I got the idea for this article while doing laundry. As I threw my favorite sweatshirt into the washer, I noticed several discolorations clearly caused by bleach getting on my clothes while I was cleaning the bathtub. It annoyed me enough that I did some research to find a replacement product that wouldn't ruin my clothes and also wouldn't ruin the environment. The winner: 20 Mule Team Borax. At least that's according to Grist, a leading website covering environmental issues.

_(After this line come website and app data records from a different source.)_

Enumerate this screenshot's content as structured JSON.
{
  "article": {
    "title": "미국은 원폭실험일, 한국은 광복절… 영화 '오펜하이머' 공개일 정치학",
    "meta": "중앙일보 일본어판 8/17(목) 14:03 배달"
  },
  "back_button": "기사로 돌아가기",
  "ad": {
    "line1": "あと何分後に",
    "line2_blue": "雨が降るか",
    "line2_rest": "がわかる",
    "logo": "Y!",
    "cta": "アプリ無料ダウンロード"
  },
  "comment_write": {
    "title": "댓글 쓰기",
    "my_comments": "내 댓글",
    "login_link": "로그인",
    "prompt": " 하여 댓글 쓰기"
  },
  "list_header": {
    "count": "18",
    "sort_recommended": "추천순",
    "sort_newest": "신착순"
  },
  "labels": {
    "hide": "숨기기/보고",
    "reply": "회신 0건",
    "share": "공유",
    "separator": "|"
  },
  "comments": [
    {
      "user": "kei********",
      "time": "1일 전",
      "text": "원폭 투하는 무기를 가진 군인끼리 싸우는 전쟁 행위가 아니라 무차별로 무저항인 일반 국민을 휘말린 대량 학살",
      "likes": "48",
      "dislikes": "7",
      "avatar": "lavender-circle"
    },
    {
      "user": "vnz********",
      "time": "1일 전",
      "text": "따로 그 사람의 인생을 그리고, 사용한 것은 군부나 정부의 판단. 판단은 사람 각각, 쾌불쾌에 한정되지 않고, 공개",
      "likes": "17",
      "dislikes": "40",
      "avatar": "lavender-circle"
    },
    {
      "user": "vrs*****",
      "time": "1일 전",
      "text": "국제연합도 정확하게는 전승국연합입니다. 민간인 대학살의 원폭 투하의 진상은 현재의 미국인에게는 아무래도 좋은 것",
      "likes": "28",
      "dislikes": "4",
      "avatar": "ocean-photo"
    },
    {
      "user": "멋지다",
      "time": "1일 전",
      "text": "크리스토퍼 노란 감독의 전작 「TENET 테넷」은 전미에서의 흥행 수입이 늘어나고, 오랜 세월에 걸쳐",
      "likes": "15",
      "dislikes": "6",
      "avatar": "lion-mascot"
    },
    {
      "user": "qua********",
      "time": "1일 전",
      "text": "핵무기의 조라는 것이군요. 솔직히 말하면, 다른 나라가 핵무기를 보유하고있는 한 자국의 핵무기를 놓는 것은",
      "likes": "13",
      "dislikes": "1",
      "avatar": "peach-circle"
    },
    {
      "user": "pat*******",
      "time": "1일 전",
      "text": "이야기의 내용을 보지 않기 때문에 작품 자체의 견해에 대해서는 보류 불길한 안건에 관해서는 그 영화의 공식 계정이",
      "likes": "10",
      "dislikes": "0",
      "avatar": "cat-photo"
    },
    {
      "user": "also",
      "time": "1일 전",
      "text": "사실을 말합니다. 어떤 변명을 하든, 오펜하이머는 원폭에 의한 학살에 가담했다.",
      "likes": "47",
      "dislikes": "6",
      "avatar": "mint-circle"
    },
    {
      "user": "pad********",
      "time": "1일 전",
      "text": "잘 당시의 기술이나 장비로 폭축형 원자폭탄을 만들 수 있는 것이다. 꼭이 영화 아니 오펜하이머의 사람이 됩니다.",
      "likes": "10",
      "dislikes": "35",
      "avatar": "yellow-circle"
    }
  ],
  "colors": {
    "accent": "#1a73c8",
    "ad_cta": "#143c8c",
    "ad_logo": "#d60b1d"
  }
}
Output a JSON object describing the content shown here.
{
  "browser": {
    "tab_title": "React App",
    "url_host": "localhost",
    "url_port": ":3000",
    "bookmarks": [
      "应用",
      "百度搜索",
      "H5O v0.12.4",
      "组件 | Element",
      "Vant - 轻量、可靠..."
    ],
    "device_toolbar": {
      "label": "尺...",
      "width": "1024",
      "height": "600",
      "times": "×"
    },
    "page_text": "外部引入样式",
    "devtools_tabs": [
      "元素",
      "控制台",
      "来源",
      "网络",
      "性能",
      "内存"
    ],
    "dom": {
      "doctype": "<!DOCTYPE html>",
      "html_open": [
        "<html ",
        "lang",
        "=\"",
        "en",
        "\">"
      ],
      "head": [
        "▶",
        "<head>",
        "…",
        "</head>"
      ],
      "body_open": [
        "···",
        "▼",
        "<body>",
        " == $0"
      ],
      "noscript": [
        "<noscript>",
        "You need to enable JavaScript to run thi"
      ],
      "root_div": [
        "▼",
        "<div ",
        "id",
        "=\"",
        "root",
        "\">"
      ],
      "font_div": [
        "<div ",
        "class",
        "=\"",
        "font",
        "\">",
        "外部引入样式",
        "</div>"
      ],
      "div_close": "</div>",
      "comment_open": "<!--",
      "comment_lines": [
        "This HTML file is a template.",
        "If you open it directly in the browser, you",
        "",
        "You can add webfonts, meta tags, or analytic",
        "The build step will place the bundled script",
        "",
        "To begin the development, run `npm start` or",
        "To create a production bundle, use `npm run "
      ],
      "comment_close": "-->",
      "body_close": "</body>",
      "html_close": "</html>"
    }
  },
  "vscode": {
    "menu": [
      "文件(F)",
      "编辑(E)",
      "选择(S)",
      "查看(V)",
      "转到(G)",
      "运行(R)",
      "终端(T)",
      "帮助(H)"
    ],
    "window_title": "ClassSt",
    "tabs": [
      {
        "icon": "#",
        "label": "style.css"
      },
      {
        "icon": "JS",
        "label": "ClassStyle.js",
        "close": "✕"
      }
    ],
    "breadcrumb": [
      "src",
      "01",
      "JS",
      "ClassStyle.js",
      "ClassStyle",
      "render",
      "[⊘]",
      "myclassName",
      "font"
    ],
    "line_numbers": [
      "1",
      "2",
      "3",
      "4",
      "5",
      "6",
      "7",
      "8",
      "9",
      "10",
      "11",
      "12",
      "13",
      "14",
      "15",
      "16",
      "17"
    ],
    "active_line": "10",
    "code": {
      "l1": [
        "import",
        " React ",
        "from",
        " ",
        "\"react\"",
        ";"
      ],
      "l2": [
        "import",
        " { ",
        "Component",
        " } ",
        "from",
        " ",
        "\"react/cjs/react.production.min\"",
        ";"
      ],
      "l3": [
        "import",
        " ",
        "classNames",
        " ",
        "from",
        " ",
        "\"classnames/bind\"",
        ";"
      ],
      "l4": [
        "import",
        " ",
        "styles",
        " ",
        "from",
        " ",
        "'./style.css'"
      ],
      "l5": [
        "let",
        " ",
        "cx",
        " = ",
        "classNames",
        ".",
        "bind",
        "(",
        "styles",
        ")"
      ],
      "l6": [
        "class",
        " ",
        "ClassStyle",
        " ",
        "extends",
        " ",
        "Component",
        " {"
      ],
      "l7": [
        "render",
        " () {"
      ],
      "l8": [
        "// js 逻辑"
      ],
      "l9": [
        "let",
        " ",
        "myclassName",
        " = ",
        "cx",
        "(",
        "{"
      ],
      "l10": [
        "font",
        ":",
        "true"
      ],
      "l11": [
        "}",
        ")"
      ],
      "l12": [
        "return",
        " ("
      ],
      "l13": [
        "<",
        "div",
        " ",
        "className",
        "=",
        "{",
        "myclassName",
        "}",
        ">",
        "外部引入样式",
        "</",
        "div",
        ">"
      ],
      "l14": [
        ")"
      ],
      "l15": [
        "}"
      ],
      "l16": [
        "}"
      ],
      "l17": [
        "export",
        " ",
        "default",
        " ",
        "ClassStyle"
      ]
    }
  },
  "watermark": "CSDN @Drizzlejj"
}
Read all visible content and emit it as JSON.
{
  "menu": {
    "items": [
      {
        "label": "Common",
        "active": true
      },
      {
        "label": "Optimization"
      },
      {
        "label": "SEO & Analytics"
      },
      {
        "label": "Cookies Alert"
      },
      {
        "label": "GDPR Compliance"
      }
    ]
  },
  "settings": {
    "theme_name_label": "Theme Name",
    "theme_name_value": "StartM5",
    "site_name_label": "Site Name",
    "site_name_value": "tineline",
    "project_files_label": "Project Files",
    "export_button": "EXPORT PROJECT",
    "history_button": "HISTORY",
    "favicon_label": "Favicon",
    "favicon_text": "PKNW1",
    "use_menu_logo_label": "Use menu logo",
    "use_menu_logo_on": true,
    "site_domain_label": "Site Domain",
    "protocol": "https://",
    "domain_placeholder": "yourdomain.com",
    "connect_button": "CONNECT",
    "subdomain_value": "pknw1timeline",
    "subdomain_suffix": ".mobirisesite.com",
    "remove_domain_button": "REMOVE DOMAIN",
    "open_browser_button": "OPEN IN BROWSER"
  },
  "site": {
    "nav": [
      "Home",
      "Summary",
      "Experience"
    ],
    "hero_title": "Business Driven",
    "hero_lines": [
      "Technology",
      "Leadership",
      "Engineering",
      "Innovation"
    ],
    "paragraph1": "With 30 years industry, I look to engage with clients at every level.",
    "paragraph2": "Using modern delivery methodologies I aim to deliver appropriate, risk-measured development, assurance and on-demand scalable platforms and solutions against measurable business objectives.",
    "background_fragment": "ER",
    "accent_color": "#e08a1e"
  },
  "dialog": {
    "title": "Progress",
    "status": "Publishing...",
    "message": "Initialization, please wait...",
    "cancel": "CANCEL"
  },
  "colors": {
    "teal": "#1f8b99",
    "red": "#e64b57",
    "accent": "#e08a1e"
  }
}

This led me to the company that makes 20 Mule Team Borax: Dial Corporation. Dial, in turn, is Henkel's (OTC:HENOY) American subsidiary, bought in 2004 for $2.9 billion. In the end I found an interesting company, committed to sustainability and also to the bottom line. Many investors are in a similar situation (minus the ruined sweatshirt). They want to invest, but want to make sure their money isn't going to companies that are poisoning the planet. In this article we'll look at three ways to get involved: individual stocks, mutual funds and exchange-traded funds (ETFs). (To learn more, see For Companies, Green Is The New Black.)
The Whole World's Gone Green
Al Gore's Nobel Peace Prize win in 2007 gave corporate sustainability a permanent seal of approval in business circles. It is no longer just trendy for executives to discuss social, economic and environmental issues; it is essential to corporate survival. Companies can no longer ignore them. Every one of us must step up and do our part. Businesses that do so will grow; those that don't - won't. It's that simple.
Socially responsible investing (SRI) got its start in the 1960s during the Vietnam War when it became clear to many that their investment dollars were going to companies that were profiting from the unfortunate events in Southeast Asia. Investors began to look more closely at a company's operations, weeding out those participating in unacceptable activities like polluting or child labor. (To learn how to spot a true green convert from a phony, check out The Green Marketing Machine.)
In 1990, the Domini 400 Social Index came into being, bringing together 400 companies that met a strict group of social and environmental criteria. By 1995, there was $639 billion in socially responsible investments. In 2007, assets numbered $2.7 trillion, representing more than 10% of the total assets under management in the United States.
The first way to grab a piece of the SRI pie is through investing in individual stocks. This brings us back to my sweatshirt and the 20 Mule Team Borax. In addition to 20 Mule Team Borax, Henkel makes Purex laundry detergents, another product I use faithfully. In terms of sustainability, Henkel is leading edge, one of the Global 100 Most Sustainable Corporations in the world. The company even publishes an annual sustainability report detailing its successes and failures. The result of all this activity is that from 2003 to 2007 the company saw compound annual growth rates of 8.5% for sales and 12.6% for earnings before interest and taxes.
Mutual Funds Do the Research For You
Two actively managed funds stand out: the first, Portfolio 21 (PORTX), has outperformed both the S&P 500 and MSCI EAFE index since its inception in 1999. One of its top holdings is none other than Henkel. It is a big believer in sustainable investment management, choosing international companies with solid financial underpinnings, which demonstrate a true commitment to sustainable business practices. With a long-term perspective, it knows that companies that do good, also do well.
The second fund to watch is Winslow Green Growth (WGGFX). Winslow Green Growth is likely the most successful socially responsible mutual fund in existence. Over the last five years, it's had a 22% annualized return, better than every major index, including the MSCI EAFE. If you invested $10,000 in the fund at inception (1994) it is worth over $100,000 today - $62,000 better than the S&P 500. (For related reading, see Socially Responsible Mutual Funds.)
ETFs Coming On Strong
Currently ETFs represent just 1% of all socially responsible investments with $2.25 billion in assets. In 2007, five ETF came into being that tracked indexes involving environmental and/or social issues. Add to that eight already in existence, and you have the makings of a new growth area for SRI investments. As ETFs get more complex, so too will SRI ETFs.
One fund worth a second look is the iShares KLD Select Social Index Fund (NYSE:KLD), which tracks the KLD Select Social Index. There are 228 holdings in the fund and assets of $124 million. Open for business since 2005, the fund's total return is 8.49%, which is less than the 9.08% return for the index, but slightly better than the Russell 1000 index.
Another green ETF that has faired fairly well is the iShares KLD 400 Social Index Fund (AMEX:DSI). This fund is based on the KLD 400 Social Index. Since the index inception in late 2006, it has returned 4.15% annually, which is a little behind the index of 4.67 for the same period.
Socially responsible investing is here to stay. Investors can' get enough of it and the financial services industry is eager to provide products of all kinds to meet this insatiable demand. In the future, the question won' be whether you own an SRI fund, but rather, which one.
For in-depth analysis of the various green options, check out Evaluating Green Equity Investments and Green Bonds: Fixed Returns To Fix The Planet.